Australia’s flip-flop diplomacy on Jerusalem as Israel's capital - editorial

The Australians chose the Russian model, not the American one, in its approach to Jerusalem as Israel's capital.

THE JERUSALEM skyline as viewed from the Mount of Olives. (photo credit: DAN/FLICKR)
THE JERUSALEM skyline as viewed from the Mount of Olives.
(photo credit: DAN/FLICKR)

In a clumsy act of weak-kneed diplomacy, Australia on Tuesday announced that it was withdrawing former prime minister Scott Morrison’s 2018 decision to recognize west Jerusalem as Israel’s capital.

Interestingly, the reaction in Jerusalem when Morrison announced that move four years ago was underwhelming. The Prime Minister’s Office did not immediately issue a statement praising it, and the Foreign Ministry only tepidly welcomed it, saying it was a “step in the right direction.”

Why such a mild response?

Because a year after the US recognized Jerusalem as Israel’s capital and announced it would move its embassy there, the Australians acted not with the conviction of the Americans, but rather with the reluctance of the Russians. The Russians, six months before the US announcement, issued a statement saying “we view west Jerusalem” as Israel’s capital.

The Australians chose the Russian model, not the American one, which explains Jerusalem’s less-than-enthusiastic response at the time. But now, even recognizing only “west Jerusalem” – and by doing so effectively acknowledging the future division of the city – is proving too much for the government of Anthony Albanese and his Labour Party.

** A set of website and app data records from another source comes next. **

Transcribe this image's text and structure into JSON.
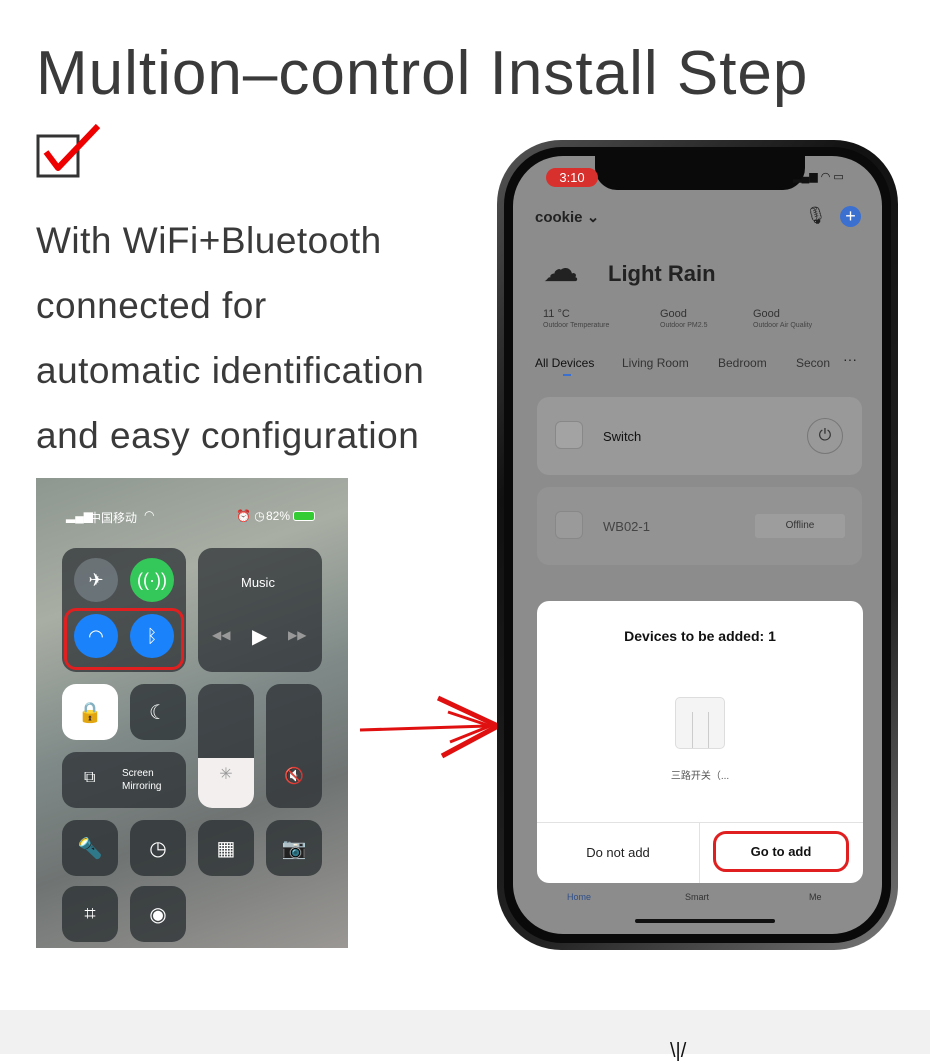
{
  "heading": {
    "title": "Multion–control Install Step",
    "description_lines": [
      "With WiFi+Bluetooth",
      "connected for",
      "automatic identification",
      "and easy configuration"
    ]
  },
  "control_center": {
    "carrier": "中国移动",
    "battery": "82%",
    "music_label": "Music",
    "screen_mirroring": "Screen Mirroring",
    "wifi_on": true,
    "bluetooth_on": true,
    "highlight_color": "#e02020"
  },
  "app": {
    "status_time": "3:10",
    "home_name": "cookie",
    "weather": {
      "condition": "Light Rain",
      "temperature": "11 °C",
      "temperature_label": "Outdoor Temperature",
      "pm25": "Good",
      "pm25_label": "Outdoor PM2.5",
      "air_quality": "Good",
      "air_quality_label": "Outdoor Air Quality"
    },
    "tabs": [
      "All Devices",
      "Living Room",
      "Bedroom",
      "Secon"
    ],
    "devices": [
      {
        "name": "Switch"
      },
      {
        "name": "WB02-1",
        "status": "Offline"
      }
    ],
    "bottom_nav": [
      "Home",
      "Smart",
      "Me"
    ],
    "modal": {
      "title": "Devices to be added: 1",
      "device_name": "三路开关（...",
      "cancel": "Do not add",
      "confirm": "Go to add"
    },
    "accent": "#3b6fd0"
  }
}
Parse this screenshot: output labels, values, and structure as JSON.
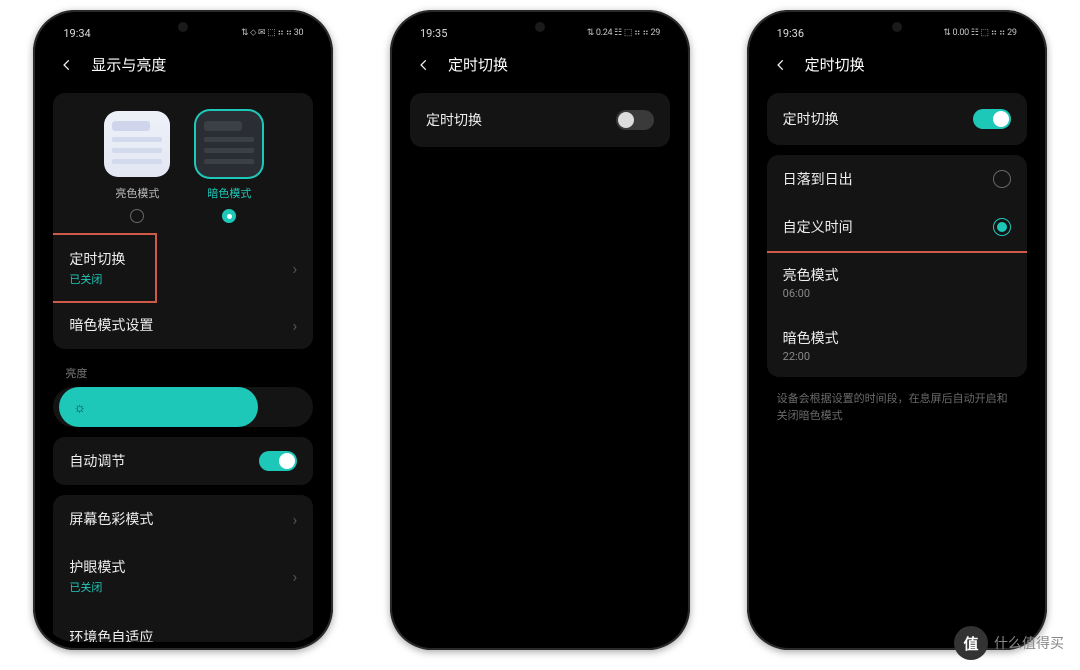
{
  "colors": {
    "accent": "#1ec8b9",
    "highlight": "#d05a4a"
  },
  "watermark": {
    "badge": "值",
    "text": "什么值得买"
  },
  "phone1": {
    "status": {
      "time": "19:34",
      "right": "⇅ ⬦ ✉ ⬚ ⠶ ⠶ 30"
    },
    "title": "显示与亮度",
    "theme": {
      "light_label": "亮色模式",
      "dark_label": "暗色模式",
      "selected": "dark"
    },
    "scheduled": {
      "label": "定时切换",
      "sub": "已关闭"
    },
    "dark_settings": {
      "label": "暗色模式设置"
    },
    "brightness_label": "亮度",
    "auto_adjust": {
      "label": "自动调节",
      "on": true
    },
    "color_mode": {
      "label": "屏幕色彩模式"
    },
    "eye": {
      "label": "护眼模式",
      "sub": "已关闭"
    },
    "ambient": {
      "label": "环境色自适应"
    }
  },
  "phone2": {
    "status": {
      "time": "19:35",
      "right": "⇅ 0.24 ☷ ⬚ ⠶ ⠶ 29"
    },
    "title": "定时切换",
    "toggle": {
      "label": "定时切换",
      "on": false
    }
  },
  "phone3": {
    "status": {
      "time": "19:36",
      "right": "⇅ 0.00 ☷ ⬚ ⠶ ⠶ 29"
    },
    "title": "定时切换",
    "toggle": {
      "label": "定时切换",
      "on": true
    },
    "opt_sunset": {
      "label": "日落到日出",
      "selected": false
    },
    "opt_custom": {
      "label": "自定义时间",
      "selected": true
    },
    "light": {
      "label": "亮色模式",
      "time": "06:00"
    },
    "dark": {
      "label": "暗色模式",
      "time": "22:00"
    },
    "note": "设备会根据设置的时间段，在息屏后自动开启和关闭暗色模式"
  }
}
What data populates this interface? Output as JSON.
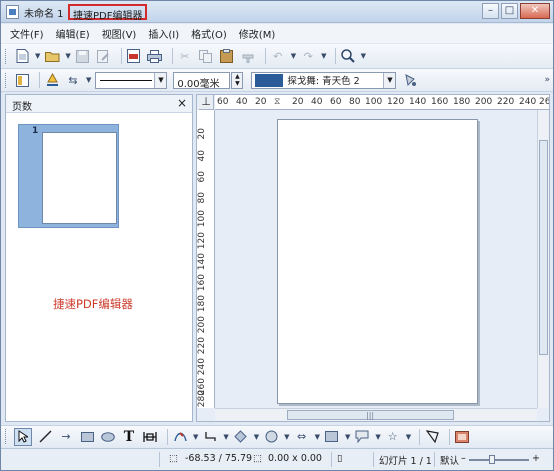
{
  "window": {
    "title": "未命名 1",
    "subtitle": "捷速PDF编辑器",
    "controls": {
      "minimize": "–",
      "maximize": "□",
      "close": "✕"
    }
  },
  "menu": {
    "items": [
      "文件(F)",
      "编辑(E)",
      "视图(V)",
      "插入(I)",
      "格式(O)",
      "修改(M)"
    ]
  },
  "line_toolbar": {
    "line_width": "0.00毫米",
    "area_color_label": "探戈舞: 青天色 2",
    "area_color": "#2c5c97",
    "expand": "»"
  },
  "pages_pane": {
    "title": "页数",
    "close": "×",
    "thumbnails": [
      {
        "number": "1"
      }
    ]
  },
  "watermark": "捷速PDF编辑器",
  "ruler": {
    "horizontal_ticks": [
      "60",
      "40",
      "20",
      "20",
      "40",
      "60",
      "80",
      "100",
      "120",
      "140",
      "160",
      "180",
      "200",
      "220",
      "240",
      "26"
    ],
    "vertical_ticks": [
      "20",
      "40",
      "60",
      "80",
      "100",
      "120",
      "140",
      "160",
      "180",
      "200",
      "220",
      "240",
      "260",
      "280"
    ]
  },
  "statusbar": {
    "position": "-68.53 / 75.79",
    "size": "0.00 x 0.00",
    "slide": "幻灯片 1 / 1",
    "layout": "默认"
  },
  "icons": {
    "toolbar1": [
      "new-document-icon",
      "open-folder-icon",
      "save-icon",
      "edit-file-icon",
      "export-pdf-icon",
      "print-icon",
      "cut-icon",
      "copy-icon",
      "paste-icon",
      "clone-format-icon",
      "undo-icon",
      "redo-icon",
      "zoom-icon"
    ],
    "toolbar2": [
      "style-icon",
      "fill-icon",
      "arrow-style-icon",
      "area-fill-icon"
    ],
    "drawbar": [
      "select-icon",
      "line-icon",
      "arrow-line-icon",
      "rectangle-icon",
      "ellipse-icon",
      "text-icon",
      "fit-text-icon",
      "curve-icon",
      "connector-icon",
      "basic-shapes-icon",
      "symbol-shapes-icon",
      "block-arrows-icon",
      "flowchart-icon",
      "callouts-icon",
      "stars-icon",
      "glue-points-icon",
      "image-icon"
    ]
  }
}
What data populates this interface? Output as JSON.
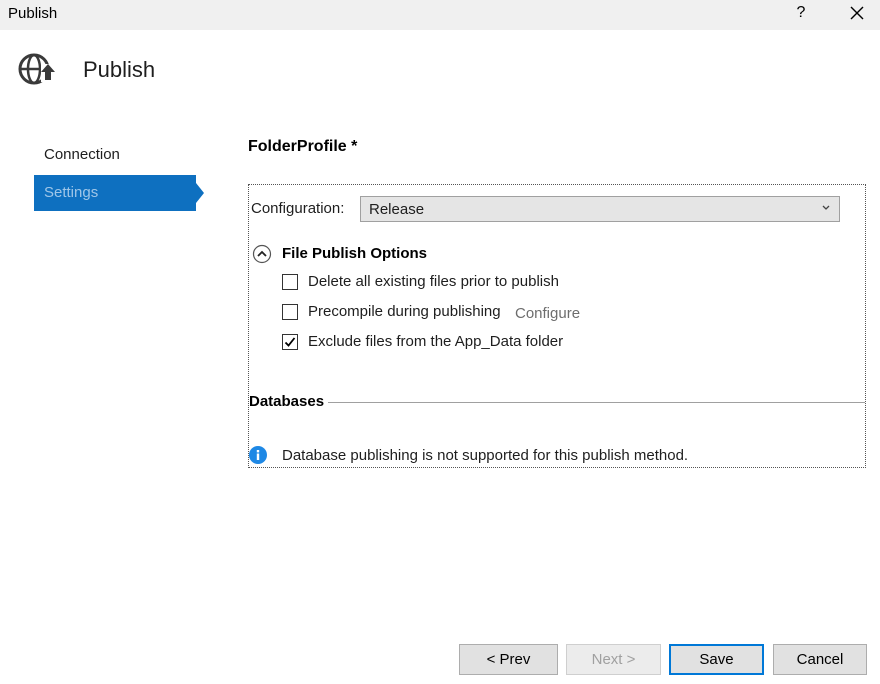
{
  "window": {
    "title": "Publish",
    "help_label": "?"
  },
  "header": {
    "title": "Publish",
    "icon": "globe-publish-icon"
  },
  "nav": {
    "items": [
      {
        "label": "Connection",
        "selected": false
      },
      {
        "label": "Settings",
        "selected": true
      }
    ]
  },
  "profile": {
    "name": "FolderProfile *"
  },
  "settings": {
    "configuration_label": "Configuration:",
    "configuration_value": "Release",
    "file_publish": {
      "title": "File Publish Options",
      "options": [
        {
          "label": "Delete all existing files prior to publish",
          "checked": false
        },
        {
          "label": "Precompile during publishing",
          "checked": false
        },
        {
          "label": "Exclude files from the App_Data folder",
          "checked": true
        }
      ],
      "configure_link": "Configure"
    },
    "databases": {
      "title": "Databases",
      "message": "Database publishing is not supported for this publish method."
    }
  },
  "buttons": {
    "prev": "< Prev",
    "next": "Next >",
    "save": "Save",
    "cancel": "Cancel"
  },
  "colors": {
    "accent": "#0e70c0",
    "info": "#1e88e5",
    "disabled_text": "#a0a0a0"
  }
}
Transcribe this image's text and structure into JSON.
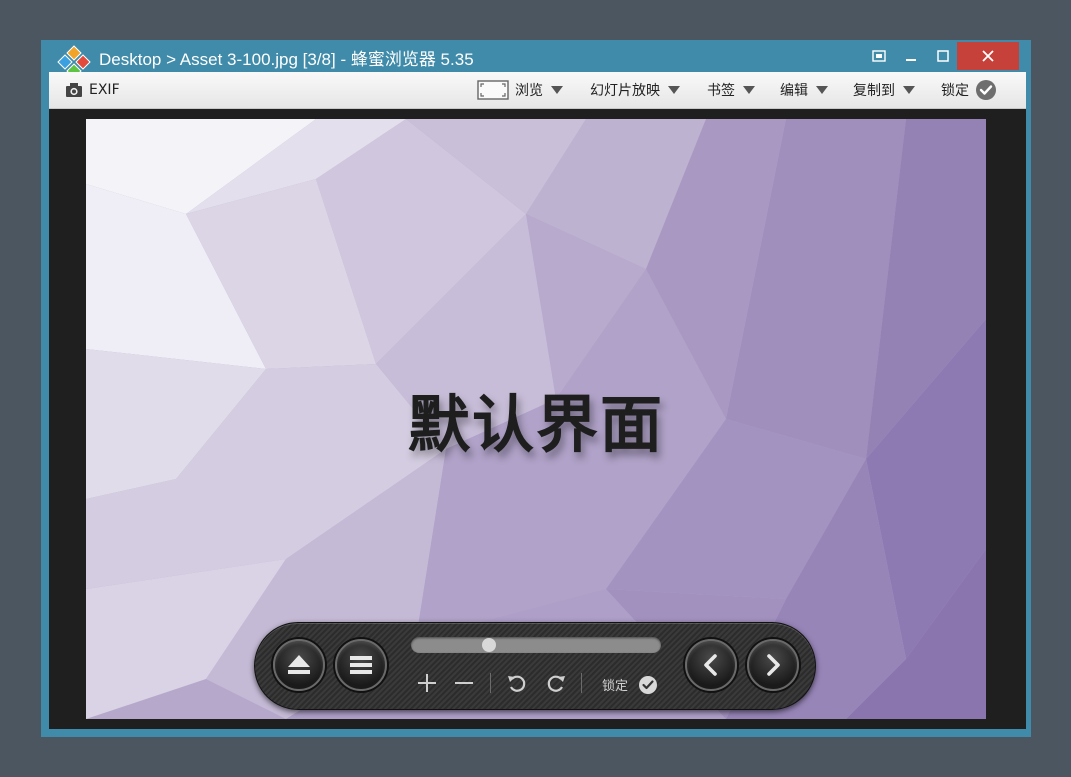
{
  "window": {
    "title": "Desktop > Asset 3-100.jpg [3/8] - 蜂蜜浏览器 5.35"
  },
  "toolbar": {
    "exif_label": "EXIF",
    "browse_label": "浏览",
    "slideshow_label": "幻灯片放映",
    "bookmarks_label": "书签",
    "edit_label": "编辑",
    "copy_to_label": "复制到",
    "lock_label": "锁定"
  },
  "image": {
    "caption": "默认界面"
  },
  "controls": {
    "lock_label": "锁定",
    "slider_position": 0.3
  },
  "colors": {
    "window_frame": "#3f8ba9",
    "close_button": "#c7413b",
    "desktop": "#4c5660"
  }
}
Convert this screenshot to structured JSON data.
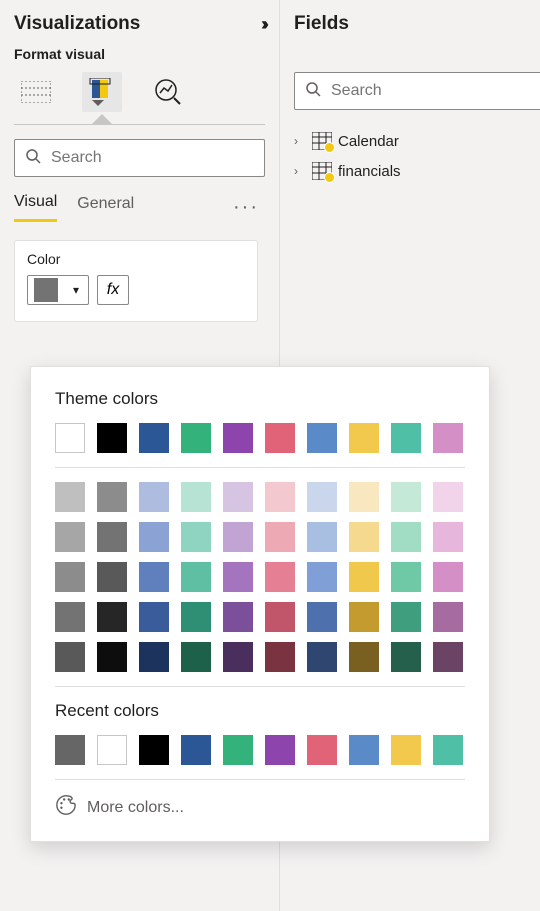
{
  "viz": {
    "title": "Visualizations",
    "subtitle": "Format visual",
    "search_placeholder": "Search",
    "tabs": {
      "visual": "Visual",
      "general": "General"
    },
    "color_card": {
      "label": "Color",
      "fx": "fx"
    }
  },
  "fields": {
    "title": "Fields",
    "search_placeholder": "Search",
    "tables": [
      {
        "name": "Calendar"
      },
      {
        "name": "financials"
      }
    ]
  },
  "picker": {
    "theme_title": "Theme colors",
    "recent_title": "Recent colors",
    "more": "More colors...",
    "theme_top": [
      "#ffffff",
      "#000000",
      "#2b5797",
      "#34b27b",
      "#8e44ad",
      "#e06377",
      "#5b8ac9",
      "#f2c94c",
      "#4fbfa5",
      "#d48fc7"
    ],
    "theme_shades": [
      [
        "#bfbfbf",
        "#8c8c8c",
        "#aebce0",
        "#b7e3d5",
        "#d7c4e2",
        "#f3c9cf",
        "#c9d6ec",
        "#f9e8bf",
        "#c4ead7",
        "#f1d3ea"
      ],
      [
        "#a6a6a6",
        "#737373",
        "#8aa3d4",
        "#8fd3c1",
        "#c1a4d4",
        "#eda9b4",
        "#a9bfe2",
        "#f5d98e",
        "#a1ddc5",
        "#e6b6dd"
      ],
      [
        "#8c8c8c",
        "#595959",
        "#5f80bd",
        "#5ebfa3",
        "#a574bf",
        "#e57f93",
        "#7f9fd6",
        "#f0c94c",
        "#6fc9a6",
        "#d48fc7"
      ],
      [
        "#737373",
        "#262626",
        "#3a5c9b",
        "#2f8f74",
        "#7b4f99",
        "#c1566b",
        "#4e70ad",
        "#c49b2e",
        "#3e9e7e",
        "#a66ba0"
      ],
      [
        "#595959",
        "#0d0d0d",
        "#1c335e",
        "#1d614b",
        "#4a2e5d",
        "#7a3341",
        "#2e4670",
        "#7a6020",
        "#24604b",
        "#6b4365"
      ]
    ],
    "recent": [
      "#666666",
      "#ffffff",
      "#000000",
      "#2b5797",
      "#34b27b",
      "#8e44ad",
      "#e06377",
      "#5b8ac9",
      "#f2c94c",
      "#4fbfa5"
    ]
  }
}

How ironic it is that the Russians, whose relationship with Israel is now being strained by the war in Ukraine, have not reversed their Jerusalem move, while Australia, considered among Israel’s best friends in the world, has done just that.

 The national flags of Australia and Israel are seen outside the building housing the Australian Embassy in Tel Aviv, Israel October 16, 2018. (credit: REUTERS/AMIR COHEN) The national flags of Australia and Israel are seen outside the building housing the Australian Embassy in Tel Aviv, Israel October 16, 2018. (credit: REUTERS/AMIR COHEN)

And what have the Australians done by this reversal? They have said that west Jerusalem, which has been the country’s capital since 1948, is up for negotiations. In announcing the move, Foreign Minister Penny Wong said, “Jerusalem is the final-status issue that should be resolved as part of any peace agreement.”

Huh? The status of west Jerusalem needs to be resolved in negotiations?

If west Jerusalem is not sovereign Israel, does this mean that Canberra believes that the city should, as stipulated by the 1947 partition plan, eventually be a corpus separatum under a permanent international regime? Western Jerusalem, as Australia and the rest of the world fully know, will always remain a part of Israel, and no serious peace proposal has ever suggested otherwise.

The move was hailed by the Palestinian Authority. Of course it was, since it reinforces the rejectionist tendency amid the Palestinians and strengthens their destructive illusion that if they just wait long enough, and pressure hard enough, they will have their demands met with no concessions needed on their part.

What exactly has the PA done of late to merit such an Australian prize? Should the PA be rewarded for having its prime minister Mohammed Shtayyeh fan the flames of violence by going to Jenin – as he did on Sunday – to praise Palestinian “martyrs”?

Then there was the way the decision was taken. On Monday, The Guardian newspaper reported that Canberra’s recognition of west Jerusalem was deleted from the Australian foreign ministry’s website. The foreign ministry issued a flat denial that there was a change of policy, yet a few hours later reversed itself and announced exactly that change of policy.

Prime Minister Yair Lapid was spot on when he said, “In light of the way in which this decision was made in Australia, as a hasty response to an incorrect report in the media, we can only hope that the Australian government manages other matters more seriously and professionally.”

For Israel, there are a couple of important takeaways from the whole episode

First, Jerusalem should prepare for the possibility that Australia might recognize a Palestinian state. If this sounds far-fetched, consider the following: Three years ago, the Australian Labour Party called for a walk back of Morrison’s Jerusalem decision as well as for the next Labour government to recognize “Palestine” as a state. If the party followed through on one of those pledges, why think they may not do the same on the other?

Secondly, Canberra’s flip-flop should lead to a greater appreciation in Jerusalem of US president Joe Biden’s decision to not act like the Australians and reverse his predecessor’s decision to move the embassy, even though Biden himself was opposed to the Jerusalem embassy move. Biden did something that Albanese in Australia was unable to do: Stand up to a minority voice in his party pushing an anti-Israel agenda that can only weaken ties with Israel.